OKLAHOMA CITY -- Oklahoma public school teachers will be prohibited from teaching certain concepts of race and racism under a bill Republican Gov. Kevin Stitt signed into law Friday.
The GOP-backed bill prohibits teaching of so-called “critical race theory.”
“Now more than ever, we need policies that bring us together, not rip us apart," Stitt said in a video statement on Twitter. “As governor, I firmly believe that not one cent of taxpayer money should be used to define and divide young Oklahomans about their race or sex. That is what this bill upholds for public education."
The House author of the bill, Moore Republican Rep. Kevin West, said he's heard reports of students being taught that because they're a certain race or sex, they're inherently superior to others or should feel guilty for something that happened in the past.
Among the concepts that would be prohibited are that individuals, by virtue of race or gender, are inherently racist, sexist or oppressive, whether consciously or unconsciously.
The Oklahoma Republican Party released a statement this week urging the governor to sign the bill, but Democrats said the measure was a waste of time and addressed a non-existent problem.
“It is more than divisive," said Alicia Andrews, the chair of the Oklahoma Democratic Party. “It is exclusive and it acts to erase the existence of segments of our population."
A group of Black church leaders recently met with Stitt and urged him to veto the bill, and the Tulsa Race Massacre Centennial Commission also sent the governor a letter asking him to veto the bill.
The bill is similar to measures signed into law in Utah and Arkansas. Another similar measure stalled out recently in Louisiana, but its author has said he intends to try and revive it.

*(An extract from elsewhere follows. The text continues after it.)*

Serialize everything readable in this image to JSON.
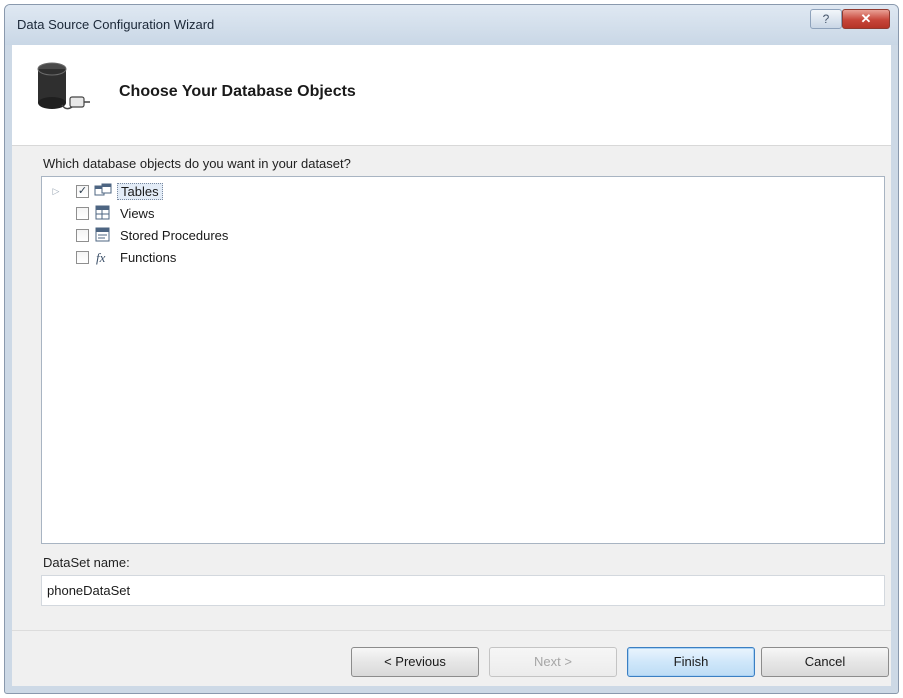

The measure would also prevent colleges and universities from requiring students to undergo training on gender or sexual diversity.
The bill takes effect on July 1.